The U.S. has been briefed on the steps Arab countries intend to take concerning the Assad regime. Washington has rejected these steps since it’s convinced that the regime lacks seriousness about implementing them. At the same time, the U.S. didn’t oppose continuing these communications with the regime while reiterating that the sanctions imposed on the regime have more of a legal than political dimension. The U.S. has reiterated that these sanctions cannot be bypassed within the current realities and that the normalization with the regime cannot be gratuitous.
The disastrous earthquakes have accelerated the steps taken by these countries to open channels of communication with the Assad regime. The visit of Ismail Qaani, commander of the Quds Forces in the Iranian Revolutionary Guards, to Aleppo and Latakia without any official Syrian escort sounded the alarm for these countries, and that their project would collapse before it could even begin because of this visit and the messages it carries that Iran wields the real power and control over the regime-held parts of Syria. Yet, Assad’s later appearance in the same regions visited by Qaani—without announcing any humanitarian emergency, mourning or sympathy with the quick-hit Syrian people inside Syria—was also a warning.
On the contrary, Assad has gloated over the Syrians’ suffering, which accelerated the UAE foreign minister’s visit to Turkey. He called on the Syrian president to take swift measures to assist Arab countries in their pursuit to re-integrate the regime into the international community and show it as worthy of respect and dialogue.
During this visit, the UAE official agreed with the regime that it would open two additional crossings as a humanitarian message toward its own people. Assad was also given a handwritten letter on political dialogue as a political message to the international community.
After his visit to Damascus, the UAE foreign minister visited Washington and asked the U.S. to give Arab nations a chance to ascertain whether the Assad regime was serious. He also pointed to the issue of opening crossings and the conversation he had with Assad, considering it an encouraging but insufficient step.
For its part, Washington has stuck to its position that dealing with the Assad regime is useless and that sanctions imposed on it—and whosoever committed human rights violations and used chemical weapons–cannot be bypassed. The U.S. also reiterated that it’s not ready to seriously engage in the Syrian issue, but it won’t impede any attempts by Arab countries in this respect.
The regime has leaked the reports of Assad’s visit to the Sultanate of Oman to make him appear victorious. The head of Syria’s regime was officially received to show that he still has legitimacy—at least among Arab nations. The Sultanate of Oman did not cut off its diplomatic relations with the regime since the beginning of the revolution. However, it did not adopt a position hostile to the regime—unlike the rest of the Gulf states. Clear messages or requests were conveyed to the head of the Syrian regime from the Omani side in the closed-door meeting. Based on the regime’s ability to meet these unannounced requests, the situation will be assessed, and either the next step will be taken, or the attempt (at rapport with the regime) will be stopped.

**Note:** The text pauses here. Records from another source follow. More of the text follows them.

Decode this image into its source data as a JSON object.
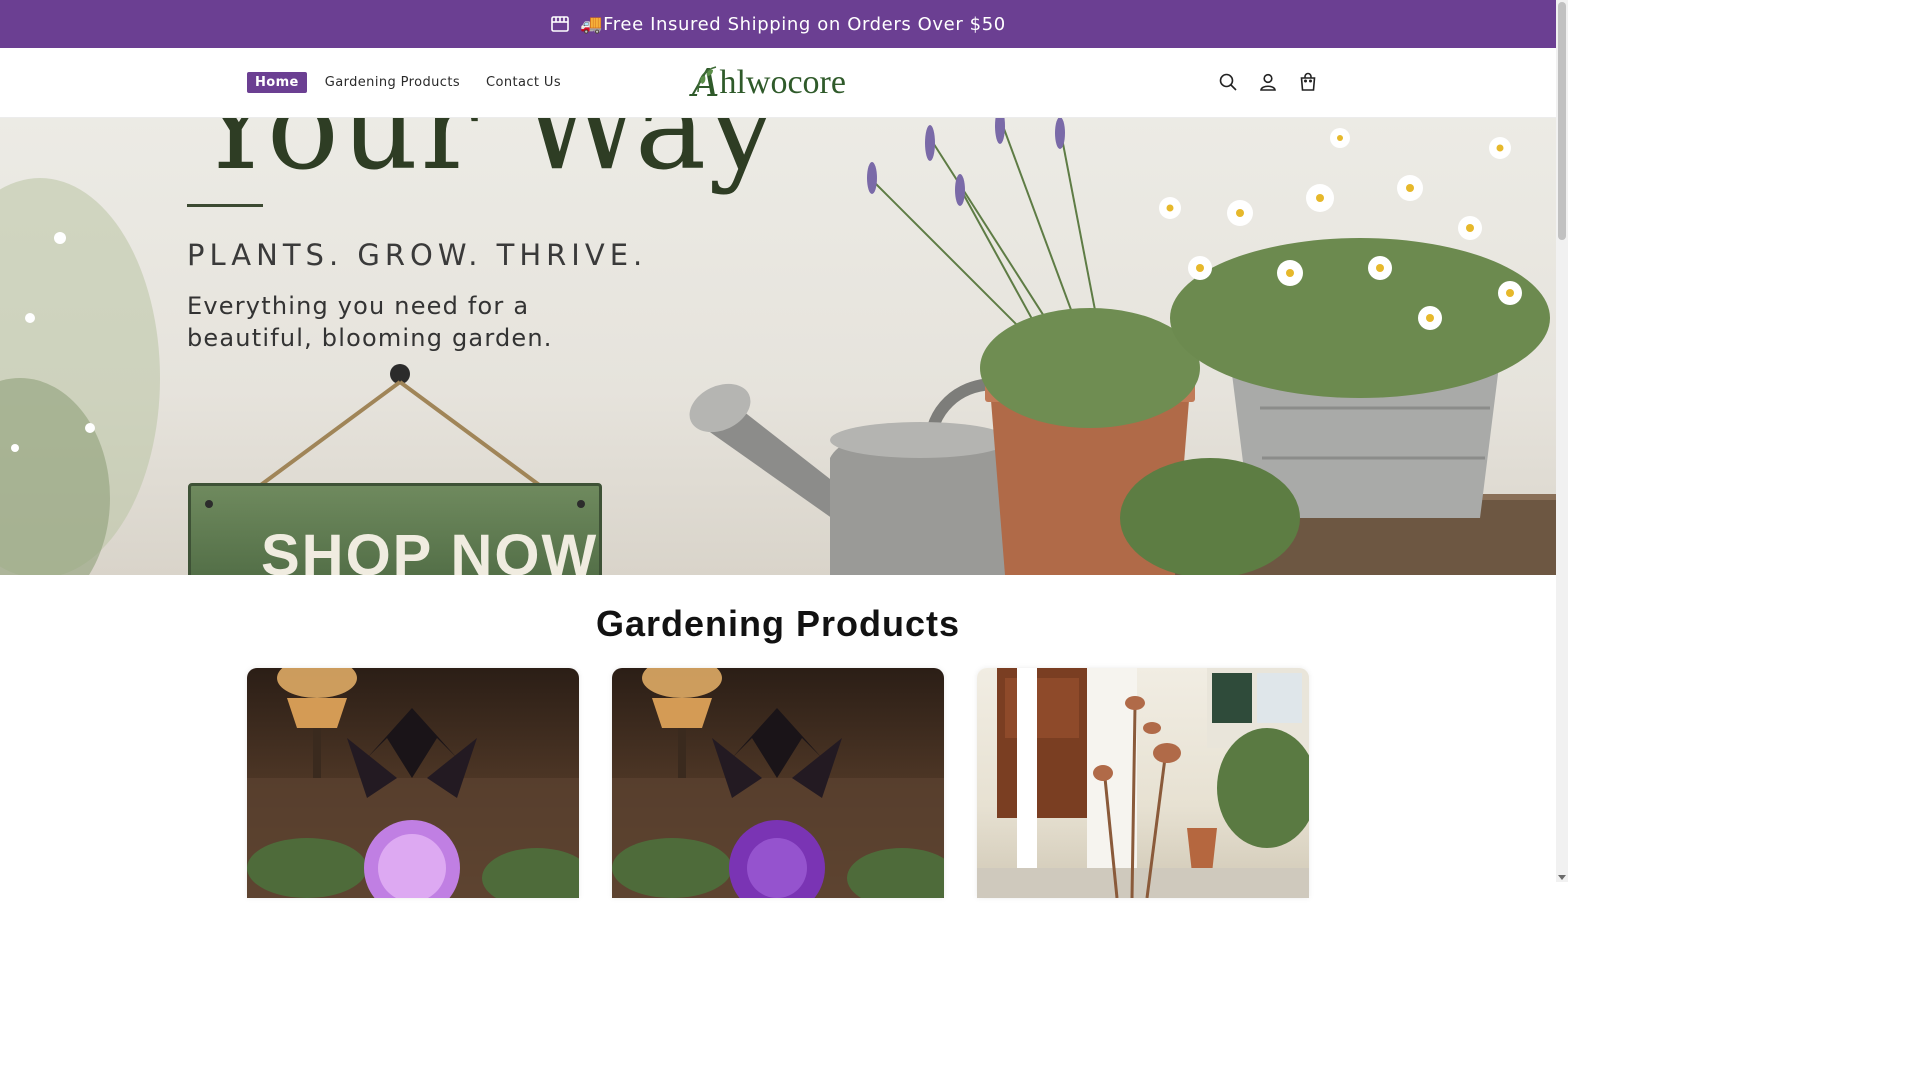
{
  "announcement": {
    "text": "🚚Free Insured Shipping on Orders Over $50",
    "icon": "store-icon"
  },
  "nav": {
    "items": [
      {
        "label": "Home",
        "active": true
      },
      {
        "label": "Gardening Products",
        "active": false
      },
      {
        "label": "Contact Us",
        "active": false
      }
    ]
  },
  "logo": {
    "text_first": "A",
    "text_rest": "hlwocore",
    "alt": "Ahlwocore"
  },
  "header_icons": [
    "search-icon",
    "account-icon",
    "cart-icon"
  ],
  "hero": {
    "big_text": "Your Way",
    "tagline": "PLANTS.  GROW.  THRIVE.",
    "subtitle": "Everything you need for a beautiful, blooming garden.",
    "sign_text": "SHOP NOW"
  },
  "section": {
    "title": "Gardening Products"
  },
  "products": [
    {
      "image": "dragon-orb-lamp"
    },
    {
      "image": "dragon-orb-lamp"
    },
    {
      "image": "copper-flower-stakes"
    }
  ],
  "colors": {
    "brand_purple": "#6b3f92",
    "logo_green": "#2f5a2a"
  }
}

To conclude, the Syrians don’t have a voice in these political talks, and the demands presented to the regime remain unknown despite the many forecasts. Yet, the steps the regime should take and what these countries would give to the regime in return remain unclear. Additionally, there’s no timeframe for these moves, with the legitimate political opposition absent from the scene, which gives the Syrian regime gratuitous strength and enables these countries to skip the opposition factions and pay no heed to the Syrian people’s demands.
Bassam Barabandi is a former Syrian diplomat and the co-founder and director of external relations of People Demand Change. This article does not necessarily reflect the opinion of The Syrian Observer.